As the legislature prepares to convene a special
session on the budget, there is an effort to cloud what was a very clear
message from voters in the November election.

came down firmly against new and higher taxes. That is the strong conclusion
when you look at how voters selected the winners among the propositions on the

attitudes on taxes played a leading role for candidates as well. In his
successful race to return to the governor’s office, Jerry Brown had to promise
there would be no new taxes without voter approval and stated on many occasions
that California "had to live within its means."

small businesses – reflecting the will of frustrated Californians everywhere –
want the legislature to make the tough decisions required to bring state
spending in line with available revenue.No
more gimmicks. No more borrowing. Get rid of the state’s deficit, which carries
with it the constant demand for higher taxes.

never-ending threat to businesses struggling in this recession is enough to
drive companies out of state to more friendly environments. Their departure
helps create California’s painfully high and seemingly immovable 12.4%
unemployment rate.

Small businesses create
more than half the new jobs in California each year. More and more of those
businesses will be creating those jobs in other states in the future.  In fact, in a recent letter to the California
Air Resources Board, former Governors Gray Davis, Pete Wilson and George
Deukmejian, noted that since January 2007, more than 2500 employers left
California for other states and some 109,000 jobs left with these

must be motivated in their upcoming decisions by the direction provided by
voters in November.

passing Prop 25 voters were saying they have had it with the finger pointing
and 100-day late budgets in Sacramento. 
They passed Prop 25 so that a budget – but not new or higher taxes –
could be passed with a majority vote and voted to penalize legislators by
cutting their salaries and expenses for missing our Constitutional budget

But the voters also said
no more shenanigans by passing Prop 26, which brings an end to calling tax
increases fees.  That little bit of word
play used to allow end runs around the two-thirds vote requirement for passing
new taxes by claiming new and increased levies were only "fees."

And voters made clear on
Nov. 2 they are in no mood for increased taxes. 
Prop 24, the Jobs Tax Initiative with a $1.3 billion tax hike on small
businesses and large employers alike was soundly rejected. Voters also said no
to a tax hike for state parks in Prop 21, oddly proposed to be part of the car

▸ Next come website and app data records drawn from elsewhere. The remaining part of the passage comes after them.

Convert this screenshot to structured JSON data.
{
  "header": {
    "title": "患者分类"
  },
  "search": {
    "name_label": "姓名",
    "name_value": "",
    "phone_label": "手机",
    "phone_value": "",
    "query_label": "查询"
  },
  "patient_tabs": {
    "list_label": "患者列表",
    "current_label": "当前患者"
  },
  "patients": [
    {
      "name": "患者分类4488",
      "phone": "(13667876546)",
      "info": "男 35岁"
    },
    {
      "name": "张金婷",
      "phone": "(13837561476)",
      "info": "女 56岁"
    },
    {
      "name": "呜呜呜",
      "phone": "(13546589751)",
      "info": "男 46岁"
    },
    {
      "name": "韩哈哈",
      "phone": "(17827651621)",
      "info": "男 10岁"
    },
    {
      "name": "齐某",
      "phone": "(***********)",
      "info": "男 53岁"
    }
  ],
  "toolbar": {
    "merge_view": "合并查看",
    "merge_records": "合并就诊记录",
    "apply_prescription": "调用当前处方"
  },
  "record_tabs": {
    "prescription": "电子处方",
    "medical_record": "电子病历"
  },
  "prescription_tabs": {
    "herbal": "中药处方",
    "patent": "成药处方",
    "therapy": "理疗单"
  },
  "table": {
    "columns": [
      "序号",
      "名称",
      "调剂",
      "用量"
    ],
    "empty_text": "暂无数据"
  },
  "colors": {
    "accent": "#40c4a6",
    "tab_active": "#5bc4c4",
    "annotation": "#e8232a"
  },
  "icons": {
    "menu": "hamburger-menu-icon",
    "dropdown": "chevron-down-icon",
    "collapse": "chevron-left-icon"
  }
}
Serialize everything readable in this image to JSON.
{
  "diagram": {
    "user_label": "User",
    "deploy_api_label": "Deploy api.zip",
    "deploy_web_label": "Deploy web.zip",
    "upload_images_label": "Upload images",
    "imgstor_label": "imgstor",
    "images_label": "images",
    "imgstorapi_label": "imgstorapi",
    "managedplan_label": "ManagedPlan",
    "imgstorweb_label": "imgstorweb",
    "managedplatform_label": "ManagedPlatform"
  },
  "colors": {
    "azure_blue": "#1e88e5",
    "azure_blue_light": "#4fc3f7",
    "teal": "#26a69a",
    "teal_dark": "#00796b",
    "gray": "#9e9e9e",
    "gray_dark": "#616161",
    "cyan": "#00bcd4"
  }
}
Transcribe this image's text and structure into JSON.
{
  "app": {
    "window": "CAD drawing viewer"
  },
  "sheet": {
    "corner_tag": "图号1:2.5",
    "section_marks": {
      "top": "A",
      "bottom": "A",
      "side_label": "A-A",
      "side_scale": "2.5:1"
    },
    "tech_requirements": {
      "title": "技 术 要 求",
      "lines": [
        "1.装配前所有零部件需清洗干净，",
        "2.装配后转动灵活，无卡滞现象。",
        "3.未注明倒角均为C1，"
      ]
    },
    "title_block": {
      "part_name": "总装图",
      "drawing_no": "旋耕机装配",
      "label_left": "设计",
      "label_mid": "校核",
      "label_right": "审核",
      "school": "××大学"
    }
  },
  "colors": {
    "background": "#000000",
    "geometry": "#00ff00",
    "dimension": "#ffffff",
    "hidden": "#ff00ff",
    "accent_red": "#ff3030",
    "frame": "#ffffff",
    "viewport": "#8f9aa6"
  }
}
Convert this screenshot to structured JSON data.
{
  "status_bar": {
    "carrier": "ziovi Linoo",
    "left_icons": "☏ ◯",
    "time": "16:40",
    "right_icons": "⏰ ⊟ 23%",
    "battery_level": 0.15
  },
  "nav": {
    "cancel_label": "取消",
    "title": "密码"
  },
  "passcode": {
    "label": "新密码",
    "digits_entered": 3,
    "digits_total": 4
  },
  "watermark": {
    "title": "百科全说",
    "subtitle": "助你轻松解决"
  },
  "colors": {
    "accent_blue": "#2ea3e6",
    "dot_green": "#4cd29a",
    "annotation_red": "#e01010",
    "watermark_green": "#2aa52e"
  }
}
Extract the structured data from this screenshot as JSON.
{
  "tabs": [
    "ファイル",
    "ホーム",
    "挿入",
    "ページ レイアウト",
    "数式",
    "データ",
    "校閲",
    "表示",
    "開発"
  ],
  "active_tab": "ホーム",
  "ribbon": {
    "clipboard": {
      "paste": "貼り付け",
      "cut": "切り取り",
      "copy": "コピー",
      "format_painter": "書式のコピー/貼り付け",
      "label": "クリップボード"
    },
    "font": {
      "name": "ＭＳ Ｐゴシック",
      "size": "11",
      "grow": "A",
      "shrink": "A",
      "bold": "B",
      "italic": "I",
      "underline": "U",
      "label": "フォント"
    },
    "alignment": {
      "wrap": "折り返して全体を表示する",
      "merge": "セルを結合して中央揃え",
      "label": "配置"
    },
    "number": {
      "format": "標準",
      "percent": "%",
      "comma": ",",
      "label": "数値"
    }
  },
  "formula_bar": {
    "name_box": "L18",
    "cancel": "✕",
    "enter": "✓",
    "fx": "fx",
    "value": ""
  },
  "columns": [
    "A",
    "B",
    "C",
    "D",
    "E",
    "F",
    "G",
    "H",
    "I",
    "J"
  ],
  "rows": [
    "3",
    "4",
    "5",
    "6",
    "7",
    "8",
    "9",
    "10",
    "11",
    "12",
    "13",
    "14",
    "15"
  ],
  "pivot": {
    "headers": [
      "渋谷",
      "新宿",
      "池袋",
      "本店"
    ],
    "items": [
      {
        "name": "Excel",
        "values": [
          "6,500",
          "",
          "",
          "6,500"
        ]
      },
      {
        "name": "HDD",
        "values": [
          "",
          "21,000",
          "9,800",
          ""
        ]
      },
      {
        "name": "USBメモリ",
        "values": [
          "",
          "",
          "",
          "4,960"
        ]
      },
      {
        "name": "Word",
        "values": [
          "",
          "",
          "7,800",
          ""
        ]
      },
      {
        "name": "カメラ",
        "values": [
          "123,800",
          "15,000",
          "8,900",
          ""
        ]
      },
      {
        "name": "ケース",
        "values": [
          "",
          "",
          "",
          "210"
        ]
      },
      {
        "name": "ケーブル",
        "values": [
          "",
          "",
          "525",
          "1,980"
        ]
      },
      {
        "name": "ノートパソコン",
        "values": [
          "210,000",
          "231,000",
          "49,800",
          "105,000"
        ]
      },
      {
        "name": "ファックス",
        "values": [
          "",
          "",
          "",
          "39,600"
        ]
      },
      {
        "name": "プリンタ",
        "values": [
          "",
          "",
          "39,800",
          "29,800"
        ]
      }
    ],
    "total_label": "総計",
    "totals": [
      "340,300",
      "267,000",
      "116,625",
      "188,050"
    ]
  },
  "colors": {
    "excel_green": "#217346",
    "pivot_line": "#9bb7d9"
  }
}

Finally, with Prop 22
voters protested the shell games and manipulation that take place in the annual
patchwork budget.  They demanded funds
for transportation not be raided to make it appear a budget is in balance.

Now is the time to make
tough decisions.  Most lawmakers are as
far from another election as they ever will be and that election is all the
more interesting with the prospect that they will run in a district not of
their own design, but created by a non-partisan citizens’ commission.

who believe the government does not take enough money from its citizens are
misinterpreting recent post-election polling information. They claim voters
don’t understand the budget. However, the voters understand the difficult job
situation, tough times for businesses, and their own precarious financial
situation during these recessionary times.

The no new taxes message from the voters is real.

current California budget was more than 100 days late, included higher taxes
that the legislature refused to acknowledge as such and was $6 billion out of
whack in just over a month.  Practically
the entire legislature was returned to office. 
They should do all they can to clean up this mess before passing it on
to a new administration.